Image 4: This image is of an example Adobe Connect layout for a Jeopardy style activity. Adobe product screenshot(s) reprinted with permission from Adobe. Screengrab produced by Vitina Monacello with permission to publish for the purposes of this chapter.
Image 4 Alt-Text: This is a screengrab of an Adobe Connect classroom. The top left corner of the screen is a small Video pod with an image of a Live Support Specialist, Vitina Monacello. Similar to the prior images, the Attendees pod is directly below the Video pod. To the right of the Video pod and Attendees pod is a Share pod with the drawing tool activated, displaying a Jeopardy-style board that includes the following categories across the top from left to right: “DSM-V Diagnosis, Treatment Options, In the News, From our Readings, and From our Classes.” Below each category there are four boxes that each display the following point options: “50-point question, 100-point question, 200-point question, 500-point question.” Pink stars and pink A’s have been drawn on some of the boxes to indicate which team won the points for those questions. Below the game board is the Chat pod.
Alexis, M. (2022, April 14). 31 online team building games for Remote Employees in 2022. teambuilding.com. Retrieved July 1, 2022, from https://edtechbooks.org/-MQHt
Enchambered: Sacramento Escape Room. (2021). Enchambered Escape Room Sacramento: Best puzzle games in CA. Enchambered: Live Escape Room Adventure . Retrieved July 1, 2022, from https://edtechbooks.org/-ANvK
Millionaire quiz. Play Millionaire Quiz on CrazyGames. Retrieved July 1, 2022, from https://edtechbooks.org/-aAAV
Verdooner, E. & Clem, S. (2022). In-class breaks: The importance of taking a break during online classes and considerations for break activities. In M. Marquart, L.W. Marshall, R. Chung, & K. Garay (Eds.), Designing Engaging and Interactive Synchronous Online Class Sessions: Using Adobe Connect to Maximize its Pedagogical Value. EdTech Books. https://edtechbooks.org/-etHR

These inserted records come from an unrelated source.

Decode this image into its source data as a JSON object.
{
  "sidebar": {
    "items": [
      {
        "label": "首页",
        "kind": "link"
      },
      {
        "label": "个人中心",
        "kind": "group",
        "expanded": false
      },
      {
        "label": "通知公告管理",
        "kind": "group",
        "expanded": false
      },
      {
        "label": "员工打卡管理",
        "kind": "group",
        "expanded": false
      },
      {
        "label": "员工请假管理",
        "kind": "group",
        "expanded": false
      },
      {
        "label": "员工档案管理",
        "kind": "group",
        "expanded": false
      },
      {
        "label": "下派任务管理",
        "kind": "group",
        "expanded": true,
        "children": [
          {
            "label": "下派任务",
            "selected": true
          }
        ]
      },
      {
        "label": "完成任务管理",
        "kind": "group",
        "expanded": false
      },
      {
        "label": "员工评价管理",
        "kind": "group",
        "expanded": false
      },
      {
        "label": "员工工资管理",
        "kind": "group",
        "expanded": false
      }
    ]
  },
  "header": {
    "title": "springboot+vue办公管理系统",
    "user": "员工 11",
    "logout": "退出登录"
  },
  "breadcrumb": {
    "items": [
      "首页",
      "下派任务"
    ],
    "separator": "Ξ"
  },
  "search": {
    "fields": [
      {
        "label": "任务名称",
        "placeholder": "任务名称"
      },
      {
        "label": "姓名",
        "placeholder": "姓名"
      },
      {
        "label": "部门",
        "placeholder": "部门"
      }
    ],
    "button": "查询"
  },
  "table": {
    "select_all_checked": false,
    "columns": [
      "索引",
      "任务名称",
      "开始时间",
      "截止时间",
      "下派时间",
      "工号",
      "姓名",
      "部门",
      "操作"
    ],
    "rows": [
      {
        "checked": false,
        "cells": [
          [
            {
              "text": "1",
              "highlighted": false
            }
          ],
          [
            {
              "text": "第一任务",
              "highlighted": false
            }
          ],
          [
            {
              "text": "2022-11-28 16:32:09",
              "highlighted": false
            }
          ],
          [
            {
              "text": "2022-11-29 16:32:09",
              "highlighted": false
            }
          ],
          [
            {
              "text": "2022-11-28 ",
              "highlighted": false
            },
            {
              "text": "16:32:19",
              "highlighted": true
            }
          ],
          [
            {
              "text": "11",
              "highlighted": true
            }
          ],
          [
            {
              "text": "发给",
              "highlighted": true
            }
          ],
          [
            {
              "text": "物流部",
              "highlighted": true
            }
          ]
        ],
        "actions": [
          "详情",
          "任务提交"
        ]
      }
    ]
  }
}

We’d like to thank Josh Levine for his endless enthusiasm and collaboration on our LSS mentorship projects! We’d also like to thank Vitina Monacello for sharing the Jeopardy screengrab and allowing us to include her in this chapter!